When you turn 80 these days, it’s something to celebrate. Living legend, national treasure and civil rights and health activist Dick Gregory turns 80 this Friday and will be celebrated via a 3-hour live radio tribute this Friday on “The Carl Nelson Show" on 1450 WOL Radio in Washington, D.C.
Gregory is practically his own chapter of Black history. The St. Louis native once ran for President and got his start as a civil rights leader after excelling at track in high school. After being drafted into the Army, his comic skills were discovered and he moved to Chicago after his service. There he became a cohort of comedians like Bill Cosby. But “Playboy” founder Hugh Hefner put Gregory on the map after hearing him perform a racially satiric routine in front of a predominantly white audience. Gregory began performing at the then popular Playboy Club and the rest is definitely black history.

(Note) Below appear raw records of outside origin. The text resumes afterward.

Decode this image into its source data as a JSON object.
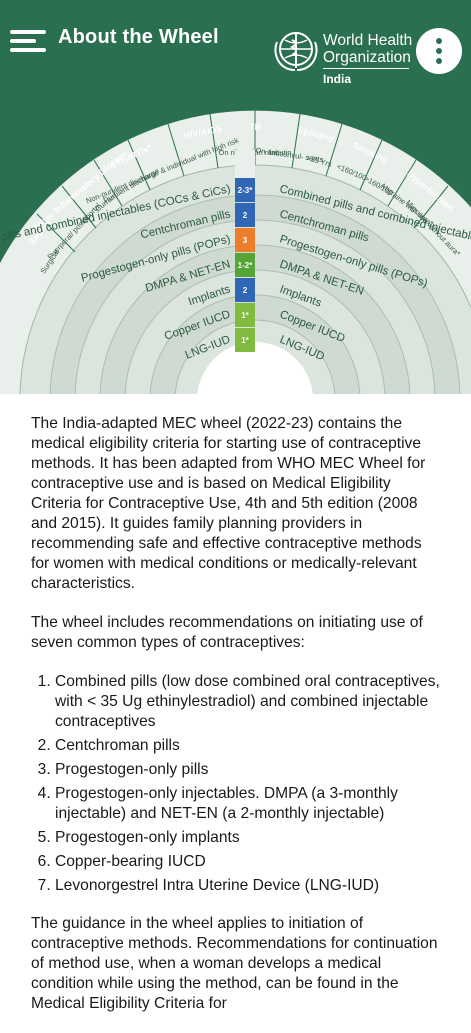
{
  "header": {
    "title": "About the Wheel",
    "org_line1": "World Health",
    "org_line2": "Organization",
    "org_country": "India",
    "menu_icon": "hamburger-menu-icon",
    "more_icon": "more-vert-icon",
    "background_color": "#2a7050"
  },
  "wheel": {
    "condition_headers": [
      "Sepsis",
      "Pelvic Inflammatory Disease",
      "STIs/RTIs*",
      "HIV/AIDS",
      "TB",
      "Epilepsy",
      "Smoking",
      "Hypertension"
    ],
    "sub_labels": [
      "Surgical",
      "Puerperal/ postabortal",
      "Current",
      "Purulent discharge",
      "Non-purulent discharge & individual with high risk",
      "On rifampicin rifabutin",
      "On anticonvul- sants",
      ">35 Yrs",
      "<160/100",
      ">160/100",
      "Migraine with aura*",
      "Migraine without aura*"
    ],
    "methods": [
      {
        "left": "Combined pills and combined injectables (COCs & CiCs)",
        "right": "Combined pills and combined injectables (COCs & CiCs)",
        "category": "2-3*",
        "color": "#2f66b5"
      },
      {
        "left": "Centchroman pills",
        "right": "Centchroman pills",
        "category": "2",
        "color": "#2f66b5"
      },
      {
        "left": "Progestogen-only pills (POPs)",
        "right": "Progestogen-only pills (POPs)",
        "category": "3",
        "color": "#ec7e2b"
      },
      {
        "left": "DMPA & NET-EN",
        "right": "DMPA & NET-EN",
        "category": "1-2*",
        "color": "#56a537"
      },
      {
        "left": "Implants",
        "right": "Implants",
        "category": "2",
        "color": "#2f66b5"
      },
      {
        "left": "Copper IUCD",
        "right": "Copper IUCD",
        "category": "1*",
        "color": "#7fbb3f"
      },
      {
        "left": "LNG-IUD",
        "right": "LNG-IUD",
        "category": "1*",
        "color": "#7fbb3f"
      }
    ]
  },
  "content": {
    "intro": "The India-adapted MEC wheel (2022-23) contains the medical eligibility criteria for starting use of contraceptive methods. It has been adapted from WHO MEC Wheel for contraceptive use and is based on Medical Eligibility Criteria for Contraceptive Use, 4th and 5th edition (2008 and 2015). It guides family planning providers in recommending safe and effective contraceptive methods for women with medical conditions or medically-relevant characteristics.",
    "list_intro": "The wheel includes recommendations on initiating use of seven common types of contraceptives:",
    "list": [
      "Combined pills (low dose combined oral contraceptives, with < 35 Ug ethinylestradiol) and combined injectable contraceptives",
      "Centchroman pills",
      "Progestogen-only pills",
      "Progestogen-only injectables. DMPA (a 3-monthly injectable) and NET-EN (a 2-monthly injectable)",
      "Progestogen-only implants",
      "Copper-bearing IUCD",
      "Levonorgestrel Intra Uterine Device (LNG-IUD)"
    ],
    "guidance": "The guidance in the wheel applies to initiation of contraceptive methods. Recommendations for continuation of method use, when a woman develops a medical condition while using the method, can be found in the Medical Eligibility Criteria for"
  }
}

Gregory’s popularity and his skits that dealt frankly with racism led to his involvement in civil rights. Gregory ran unsuccessfully for Mayor of Chicago in 1967 and President of the United States in 1968 to draw attention to the problems of African-Americans. He’s supported feminism and the anti-apartheid movement as well as healthy living. Gregory was diagnosed with lymphoma but has kept it at bay for over a decade with he says, his regimen of fruits, vegetables, supplements and exercise. His book “Natural Diet for Folks Who Eat: Cookin’ With Mother Nature” was published in 1973, putting him at the forefront of the early healthy living movement. Gregory is the author of several other books including a few memoirs, one entitled “Ni—er,” which details the hardships of his life growing up poor, black and without a father.
Gregory continues to be a force, speaking around the world and performing. He’s still keenly interested in politics and the state of the world. In his 80 years, he’s seen a lot of changes but says he believe actions are always better than ideals.
“I don’t believe in hope,” he told Democracynow.org earlier this year. “We got in outer space; there wasn’t hope. We made rockets; there wasn’t hope. You bring in the hardcore scientists and shine a light on it and say, "We have to do this." If I had a brain tumor, I don’t hope it’s going to get out; I’m going to ask you who’s the best brain surgeon here, and I’ll go to him. And that’s what’s going to happen. You shift the mindset of young folks that says, what you’re doing here goes out there. This don’t have to happen, that it’s not all right. I come up in a black community when a cop beat up you and your brother, they say, "Well, thank God they didn’t kill you." That’s no more. That’s no more.”